There’s BYU, down 21 points with two-and-a-half minutes to play. Cougar fans leave the stadium in droves. Those at home turn off their televisions and radios. A loss to SMU seems inevitable. But, the BYU team doesn’t give up. They stage one of the greatest comebacks in college football history and win 46-45.
So, what’s the point?
Utah, led by Governor Leavitt, is waging a battle to keep high-level nuclear waste from being stored in the state. It’s the fourth quarter and some disillusioned legislators believe victory is out of reach. They say federal approval to store the nation’s waste on the Goshute Reservation is virtually guaranteed. And since the game is lost why not offer an alternative Utah site and reap a financial windfall.
Those lawmakers are forgetting the real bottom line: Utah must not become the nation’s dumping ground for high-level nuclear waste.
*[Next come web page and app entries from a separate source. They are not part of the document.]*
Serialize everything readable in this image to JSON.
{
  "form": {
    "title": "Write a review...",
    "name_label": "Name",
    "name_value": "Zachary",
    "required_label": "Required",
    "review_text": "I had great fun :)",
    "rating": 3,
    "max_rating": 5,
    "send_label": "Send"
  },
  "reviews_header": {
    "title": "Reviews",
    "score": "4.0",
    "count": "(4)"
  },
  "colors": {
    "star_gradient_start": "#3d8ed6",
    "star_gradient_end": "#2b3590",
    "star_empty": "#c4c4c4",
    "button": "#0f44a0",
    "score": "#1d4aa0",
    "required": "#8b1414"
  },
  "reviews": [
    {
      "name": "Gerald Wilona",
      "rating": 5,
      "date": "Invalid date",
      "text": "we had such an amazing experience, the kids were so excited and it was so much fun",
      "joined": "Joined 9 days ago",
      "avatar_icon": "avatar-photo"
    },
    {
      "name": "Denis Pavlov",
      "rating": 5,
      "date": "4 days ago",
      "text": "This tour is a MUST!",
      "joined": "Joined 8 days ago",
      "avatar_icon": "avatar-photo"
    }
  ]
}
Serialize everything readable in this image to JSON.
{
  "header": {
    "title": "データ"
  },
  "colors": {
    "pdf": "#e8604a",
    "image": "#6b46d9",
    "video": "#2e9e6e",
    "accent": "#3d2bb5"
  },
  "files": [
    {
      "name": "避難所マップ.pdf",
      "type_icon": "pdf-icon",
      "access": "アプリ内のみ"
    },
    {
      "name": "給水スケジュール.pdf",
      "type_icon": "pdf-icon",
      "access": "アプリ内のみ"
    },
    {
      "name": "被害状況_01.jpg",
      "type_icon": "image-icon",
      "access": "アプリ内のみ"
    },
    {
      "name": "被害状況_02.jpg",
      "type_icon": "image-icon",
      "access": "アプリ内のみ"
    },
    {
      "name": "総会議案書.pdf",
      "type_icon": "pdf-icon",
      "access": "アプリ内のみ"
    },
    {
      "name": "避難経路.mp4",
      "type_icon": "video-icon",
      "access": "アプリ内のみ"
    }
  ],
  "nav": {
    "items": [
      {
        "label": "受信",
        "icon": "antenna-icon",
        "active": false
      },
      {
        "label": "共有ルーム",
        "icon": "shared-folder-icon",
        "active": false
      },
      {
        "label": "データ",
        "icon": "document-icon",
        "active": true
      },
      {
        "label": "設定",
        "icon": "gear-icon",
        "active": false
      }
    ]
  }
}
It doesn’t matter if it is a site in Skull Valley or a more isolated location in Southeastern Utah, as they’re proposing.
At this stage in the fight to keep nuclear waste out of Utah, a united front of opposition is more important than having key lawmakers spouting off about ill-conceived alternatives.
It may be the fourth quarter with the state facing an uphill battle, but as Yogi once said, and the Cougars proved in 1980, "it ain’t over ‘til it’s over."